■ Exercise brief
Write the listing below out again in full, dropping its pictures.

........

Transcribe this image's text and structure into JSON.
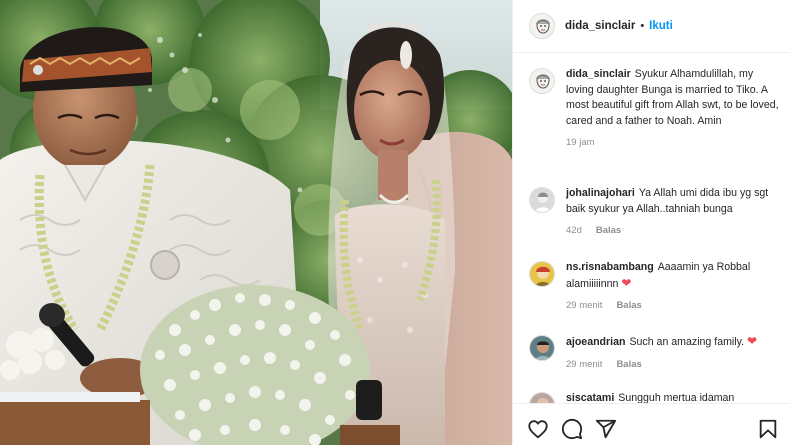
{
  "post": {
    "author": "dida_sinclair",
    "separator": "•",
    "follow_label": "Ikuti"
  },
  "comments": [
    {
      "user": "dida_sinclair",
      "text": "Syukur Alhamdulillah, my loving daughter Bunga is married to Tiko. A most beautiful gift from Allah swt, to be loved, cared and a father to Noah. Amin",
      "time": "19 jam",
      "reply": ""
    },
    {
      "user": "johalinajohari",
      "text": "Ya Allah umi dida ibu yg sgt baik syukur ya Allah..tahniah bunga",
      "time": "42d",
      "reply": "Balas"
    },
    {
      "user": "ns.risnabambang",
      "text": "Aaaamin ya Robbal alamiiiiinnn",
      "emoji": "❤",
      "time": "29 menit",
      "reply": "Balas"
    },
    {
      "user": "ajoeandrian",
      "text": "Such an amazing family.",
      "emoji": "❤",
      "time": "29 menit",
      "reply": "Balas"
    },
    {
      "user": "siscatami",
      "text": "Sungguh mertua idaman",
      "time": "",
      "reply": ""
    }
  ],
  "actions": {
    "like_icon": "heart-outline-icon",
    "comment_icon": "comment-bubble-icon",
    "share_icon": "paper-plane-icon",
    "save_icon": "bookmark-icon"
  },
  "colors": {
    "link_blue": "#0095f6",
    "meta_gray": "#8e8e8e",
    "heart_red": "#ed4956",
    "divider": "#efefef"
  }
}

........

■ Solved problem
Transcribe this image's text and structure into JSON.
{
  "post": {
    "author": "dida_sinclair",
    "separator": "•",
    "follow_label": "Ikuti"
  },
  "comments": [
    {
      "user": "dida_sinclair",
      "text": "Syukur Alhamdulillah, my loving daughter Bunga is married to Tiko. A most beautiful gift from Allah swt, to be loved, cared and a father to Noah. Amin",
      "time": "19 jam",
      "reply": ""
    },
    {
      "user": "johalinajohari",
      "text": "Ya Allah umi dida ibu yg sgt baik syukur ya Allah..tahniah bunga",
      "time": "42d",
      "reply": "Balas"
    },
    {
      "user": "ns.risnabambang",
      "text": "Aaaamin ya Robbal alamiiiiinnn",
      "emoji": "❤",
      "time": "29 menit",
      "reply": "Balas"
    },
    {
      "user": "ajoeandrian",
      "text": "Such an amazing family.",
      "emoji": "❤",
      "time": "29 menit",
      "reply": "Balas"
    },
    {
      "user": "siscatami",
      "text": "Sungguh mertua idaman",
      "time": "",
      "reply": ""
    }
  ],
  "actions": {
    "like_icon": "heart-outline-icon",
    "comment_icon": "comment-bubble-icon",
    "share_icon": "paper-plane-icon",
    "save_icon": "bookmark-icon"
  },
  "colors": {
    "link_blue": "#0095f6",
    "meta_gray": "#8e8e8e",
    "heart_red": "#ed4956",
    "divider": "#efefef"
  }
}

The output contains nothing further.